Material for this exercise:

★ ★ ★ ★ ★

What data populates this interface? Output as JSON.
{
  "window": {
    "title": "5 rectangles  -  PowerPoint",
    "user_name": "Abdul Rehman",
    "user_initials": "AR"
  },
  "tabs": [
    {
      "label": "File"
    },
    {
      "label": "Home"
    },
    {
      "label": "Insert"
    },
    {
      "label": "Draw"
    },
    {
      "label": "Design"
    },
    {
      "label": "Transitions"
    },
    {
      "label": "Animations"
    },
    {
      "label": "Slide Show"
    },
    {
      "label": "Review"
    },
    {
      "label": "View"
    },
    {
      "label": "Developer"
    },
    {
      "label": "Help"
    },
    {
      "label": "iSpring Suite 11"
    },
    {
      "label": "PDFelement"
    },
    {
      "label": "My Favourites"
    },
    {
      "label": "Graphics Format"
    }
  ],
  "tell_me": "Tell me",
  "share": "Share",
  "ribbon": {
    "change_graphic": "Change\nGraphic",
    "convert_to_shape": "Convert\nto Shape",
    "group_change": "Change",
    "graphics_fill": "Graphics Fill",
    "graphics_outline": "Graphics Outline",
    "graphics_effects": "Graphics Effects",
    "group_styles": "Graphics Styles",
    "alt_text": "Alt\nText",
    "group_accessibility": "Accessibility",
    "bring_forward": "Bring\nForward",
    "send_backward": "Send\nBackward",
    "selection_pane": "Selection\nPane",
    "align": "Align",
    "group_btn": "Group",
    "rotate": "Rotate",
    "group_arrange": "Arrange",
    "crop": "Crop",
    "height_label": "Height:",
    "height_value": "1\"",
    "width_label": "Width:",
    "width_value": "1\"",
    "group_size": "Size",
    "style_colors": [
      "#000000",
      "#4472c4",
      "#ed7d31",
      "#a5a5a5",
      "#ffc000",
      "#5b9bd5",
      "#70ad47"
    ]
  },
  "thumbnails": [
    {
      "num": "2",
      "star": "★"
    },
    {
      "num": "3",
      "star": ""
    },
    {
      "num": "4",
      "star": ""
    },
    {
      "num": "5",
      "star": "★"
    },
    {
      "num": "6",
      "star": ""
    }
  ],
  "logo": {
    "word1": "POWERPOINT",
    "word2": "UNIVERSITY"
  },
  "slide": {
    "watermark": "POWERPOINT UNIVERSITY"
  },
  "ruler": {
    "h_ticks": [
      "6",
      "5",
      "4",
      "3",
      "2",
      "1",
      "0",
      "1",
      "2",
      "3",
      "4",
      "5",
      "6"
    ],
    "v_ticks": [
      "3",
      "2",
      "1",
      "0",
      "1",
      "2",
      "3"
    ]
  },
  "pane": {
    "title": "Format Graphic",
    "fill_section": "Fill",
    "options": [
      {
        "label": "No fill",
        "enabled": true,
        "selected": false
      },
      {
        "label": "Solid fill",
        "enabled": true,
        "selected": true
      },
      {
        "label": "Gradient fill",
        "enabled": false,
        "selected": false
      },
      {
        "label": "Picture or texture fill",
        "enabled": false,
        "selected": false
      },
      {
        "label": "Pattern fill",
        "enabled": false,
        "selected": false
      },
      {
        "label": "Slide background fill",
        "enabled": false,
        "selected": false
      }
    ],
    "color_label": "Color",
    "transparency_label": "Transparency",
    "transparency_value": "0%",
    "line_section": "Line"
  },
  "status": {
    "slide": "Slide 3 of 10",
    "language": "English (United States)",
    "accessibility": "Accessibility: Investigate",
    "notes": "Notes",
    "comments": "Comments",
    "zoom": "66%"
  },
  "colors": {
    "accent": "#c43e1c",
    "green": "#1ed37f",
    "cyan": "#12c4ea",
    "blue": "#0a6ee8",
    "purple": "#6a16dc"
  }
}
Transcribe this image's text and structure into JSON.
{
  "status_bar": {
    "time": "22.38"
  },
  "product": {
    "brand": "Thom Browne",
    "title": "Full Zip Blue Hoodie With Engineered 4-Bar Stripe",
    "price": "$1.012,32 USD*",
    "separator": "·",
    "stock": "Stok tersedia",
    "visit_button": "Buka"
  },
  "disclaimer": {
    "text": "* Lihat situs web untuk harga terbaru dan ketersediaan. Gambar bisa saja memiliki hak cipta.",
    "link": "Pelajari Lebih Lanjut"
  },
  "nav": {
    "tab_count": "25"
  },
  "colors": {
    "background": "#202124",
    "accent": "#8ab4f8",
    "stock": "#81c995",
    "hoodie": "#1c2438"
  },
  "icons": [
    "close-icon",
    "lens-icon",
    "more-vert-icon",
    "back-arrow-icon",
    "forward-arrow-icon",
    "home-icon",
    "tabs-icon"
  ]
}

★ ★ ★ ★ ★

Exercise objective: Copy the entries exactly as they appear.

Result below:
What data populates this interface? Output as JSON.
{
  "window": {
    "title": "5 rectangles  -  PowerPoint",
    "user_name": "Abdul Rehman",
    "user_initials": "AR"
  },
  "tabs": [
    {
      "label": "File"
    },
    {
      "label": "Home"
    },
    {
      "label": "Insert"
    },
    {
      "label": "Draw"
    },
    {
      "label": "Design"
    },
    {
      "label": "Transitions"
    },
    {
      "label": "Animations"
    },
    {
      "label": "Slide Show"
    },
    {
      "label": "Review"
    },
    {
      "label": "View"
    },
    {
      "label": "Developer"
    },
    {
      "label": "Help"
    },
    {
      "label": "iSpring Suite 11"
    },
    {
      "label": "PDFelement"
    },
    {
      "label": "My Favourites"
    },
    {
      "label": "Graphics Format"
    }
  ],
  "tell_me": "Tell me",
  "share": "Share",
  "ribbon": {
    "change_graphic": "Change\nGraphic",
    "convert_to_shape": "Convert\nto Shape",
    "group_change": "Change",
    "graphics_fill": "Graphics Fill",
    "graphics_outline": "Graphics Outline",
    "graphics_effects": "Graphics Effects",
    "group_styles": "Graphics Styles",
    "alt_text": "Alt\nText",
    "group_accessibility": "Accessibility",
    "bring_forward": "Bring\nForward",
    "send_backward": "Send\nBackward",
    "selection_pane": "Selection\nPane",
    "align": "Align",
    "group_btn": "Group",
    "rotate": "Rotate",
    "group_arrange": "Arrange",
    "crop": "Crop",
    "height_label": "Height:",
    "height_value": "1\"",
    "width_label": "Width:",
    "width_value": "1\"",
    "group_size": "Size",
    "style_colors": [
      "#000000",
      "#4472c4",
      "#ed7d31",
      "#a5a5a5",
      "#ffc000",
      "#5b9bd5",
      "#70ad47"
    ]
  },
  "thumbnails": [
    {
      "num": "2",
      "star": "★"
    },
    {
      "num": "3",
      "star": ""
    },
    {
      "num": "4",
      "star": ""
    },
    {
      "num": "5",
      "star": "★"
    },
    {
      "num": "6",
      "star": ""
    }
  ],
  "logo": {
    "word1": "POWERPOINT",
    "word2": "UNIVERSITY"
  },
  "slide": {
    "watermark": "POWERPOINT UNIVERSITY"
  },
  "ruler": {
    "h_ticks": [
      "6",
      "5",
      "4",
      "3",
      "2",
      "1",
      "0",
      "1",
      "2",
      "3",
      "4",
      "5",
      "6"
    ],
    "v_ticks": [
      "3",
      "2",
      "1",
      "0",
      "1",
      "2",
      "3"
    ]
  },
  "pane": {
    "title": "Format Graphic",
    "fill_section": "Fill",
    "options": [
      {
        "label": "No fill",
        "enabled": true,
        "selected": false
      },
      {
        "label": "Solid fill",
        "enabled": true,
        "selected": true
      },
      {
        "label": "Gradient fill",
        "enabled": false,
        "selected": false
      },
      {
        "label": "Picture or texture fill",
        "enabled": false,
        "selected": false
      },
      {
        "label": "Pattern fill",
        "enabled": false,
        "selected": false
      },
      {
        "label": "Slide background fill",
        "enabled": false,
        "selected": false
      }
    ],
    "color_label": "Color",
    "transparency_label": "Transparency",
    "transparency_value": "0%",
    "line_section": "Line"
  },
  "status": {
    "slide": "Slide 3 of 10",
    "language": "English (United States)",
    "accessibility": "Accessibility: Investigate",
    "notes": "Notes",
    "comments": "Comments",
    "zoom": "66%"
  },
  "colors": {
    "accent": "#c43e1c",
    "green": "#1ed37f",
    "cyan": "#12c4ea",
    "blue": "#0a6ee8",
    "purple": "#6a16dc"
  }
}
Transcribe this image's text and structure into JSON.
{
  "status_bar": {
    "time": "22.38"
  },
  "product": {
    "brand": "Thom Browne",
    "title": "Full Zip Blue Hoodie With Engineered 4-Bar Stripe",
    "price": "$1.012,32 USD*",
    "separator": "·",
    "stock": "Stok tersedia",
    "visit_button": "Buka"
  },
  "disclaimer": {
    "text": "* Lihat situs web untuk harga terbaru dan ketersediaan. Gambar bisa saja memiliki hak cipta.",
    "link": "Pelajari Lebih Lanjut"
  },
  "nav": {
    "tab_count": "25"
  },
  "colors": {
    "background": "#202124",
    "accent": "#8ab4f8",
    "stock": "#81c995",
    "hoodie": "#1c2438"
  },
  "icons": [
    "close-icon",
    "lens-icon",
    "more-vert-icon",
    "back-arrow-icon",
    "forward-arrow-icon",
    "home-icon",
    "tabs-icon"
  ]
}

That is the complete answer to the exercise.